◆ Work instructions: Find the word "marks" in the data, then copy each line where it is found.

◆ Data records for software interfaces:
——————

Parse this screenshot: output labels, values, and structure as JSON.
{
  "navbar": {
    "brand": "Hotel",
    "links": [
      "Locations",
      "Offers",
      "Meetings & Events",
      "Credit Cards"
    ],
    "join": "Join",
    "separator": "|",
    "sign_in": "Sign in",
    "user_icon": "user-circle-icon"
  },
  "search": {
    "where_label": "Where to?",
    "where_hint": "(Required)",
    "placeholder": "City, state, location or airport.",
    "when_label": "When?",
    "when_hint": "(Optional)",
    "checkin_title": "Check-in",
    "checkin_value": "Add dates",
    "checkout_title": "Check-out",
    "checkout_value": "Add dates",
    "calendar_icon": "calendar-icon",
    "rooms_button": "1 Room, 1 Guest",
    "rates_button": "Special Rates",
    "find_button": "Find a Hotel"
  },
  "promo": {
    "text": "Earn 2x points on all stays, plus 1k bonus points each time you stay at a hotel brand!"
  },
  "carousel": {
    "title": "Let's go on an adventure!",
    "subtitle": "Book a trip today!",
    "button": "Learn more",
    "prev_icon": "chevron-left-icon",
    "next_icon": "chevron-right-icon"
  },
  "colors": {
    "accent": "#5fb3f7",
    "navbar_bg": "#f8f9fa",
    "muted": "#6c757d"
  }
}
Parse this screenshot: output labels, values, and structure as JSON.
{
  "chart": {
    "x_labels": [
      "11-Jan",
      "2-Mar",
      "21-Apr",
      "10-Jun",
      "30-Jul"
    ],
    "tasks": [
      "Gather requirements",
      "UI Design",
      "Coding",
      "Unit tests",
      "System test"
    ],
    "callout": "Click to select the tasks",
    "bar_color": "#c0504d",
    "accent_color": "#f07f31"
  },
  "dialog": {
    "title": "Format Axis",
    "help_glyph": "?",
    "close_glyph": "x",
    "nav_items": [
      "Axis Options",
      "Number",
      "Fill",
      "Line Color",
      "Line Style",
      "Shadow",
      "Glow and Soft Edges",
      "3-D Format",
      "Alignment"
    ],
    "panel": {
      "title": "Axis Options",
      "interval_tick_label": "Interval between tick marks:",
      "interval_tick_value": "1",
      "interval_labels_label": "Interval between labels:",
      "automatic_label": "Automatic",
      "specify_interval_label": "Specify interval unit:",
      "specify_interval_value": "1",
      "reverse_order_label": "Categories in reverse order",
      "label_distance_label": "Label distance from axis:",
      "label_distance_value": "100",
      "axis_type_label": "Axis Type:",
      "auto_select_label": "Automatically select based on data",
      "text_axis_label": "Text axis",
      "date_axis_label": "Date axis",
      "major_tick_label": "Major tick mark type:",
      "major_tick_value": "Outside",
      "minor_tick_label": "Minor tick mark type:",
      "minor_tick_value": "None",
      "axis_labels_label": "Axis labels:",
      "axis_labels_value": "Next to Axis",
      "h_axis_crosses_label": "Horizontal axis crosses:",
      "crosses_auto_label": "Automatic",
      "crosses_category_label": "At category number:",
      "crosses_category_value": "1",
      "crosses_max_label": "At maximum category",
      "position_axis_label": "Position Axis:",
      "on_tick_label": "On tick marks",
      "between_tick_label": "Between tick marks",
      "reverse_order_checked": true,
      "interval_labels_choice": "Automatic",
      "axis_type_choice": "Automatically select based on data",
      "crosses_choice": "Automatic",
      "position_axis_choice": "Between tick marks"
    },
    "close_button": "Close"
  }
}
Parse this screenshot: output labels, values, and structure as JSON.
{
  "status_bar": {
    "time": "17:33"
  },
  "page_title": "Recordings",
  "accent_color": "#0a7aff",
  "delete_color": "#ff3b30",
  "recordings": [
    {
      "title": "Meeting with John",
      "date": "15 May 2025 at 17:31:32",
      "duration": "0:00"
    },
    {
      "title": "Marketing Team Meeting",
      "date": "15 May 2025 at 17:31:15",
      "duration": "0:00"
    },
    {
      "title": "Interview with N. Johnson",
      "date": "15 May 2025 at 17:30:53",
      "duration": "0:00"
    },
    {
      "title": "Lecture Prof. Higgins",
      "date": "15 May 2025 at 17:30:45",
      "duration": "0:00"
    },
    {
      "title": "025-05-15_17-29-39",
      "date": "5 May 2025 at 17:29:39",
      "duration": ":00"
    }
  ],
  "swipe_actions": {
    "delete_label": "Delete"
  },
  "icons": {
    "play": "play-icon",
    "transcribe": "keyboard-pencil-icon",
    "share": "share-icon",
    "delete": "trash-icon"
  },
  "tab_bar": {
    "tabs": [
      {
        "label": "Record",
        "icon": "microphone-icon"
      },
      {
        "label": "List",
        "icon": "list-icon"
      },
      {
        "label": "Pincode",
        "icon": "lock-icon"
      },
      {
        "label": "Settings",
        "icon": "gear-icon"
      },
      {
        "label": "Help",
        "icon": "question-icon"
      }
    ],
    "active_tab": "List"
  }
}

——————

◆ Result for this task:
      "interval_tick_label": "Interval between tick marks:",
      "on_tick_label": "On tick marks",
      "between_tick_label": "Between tick marks",
      "position_axis_choice": "Between tick marks"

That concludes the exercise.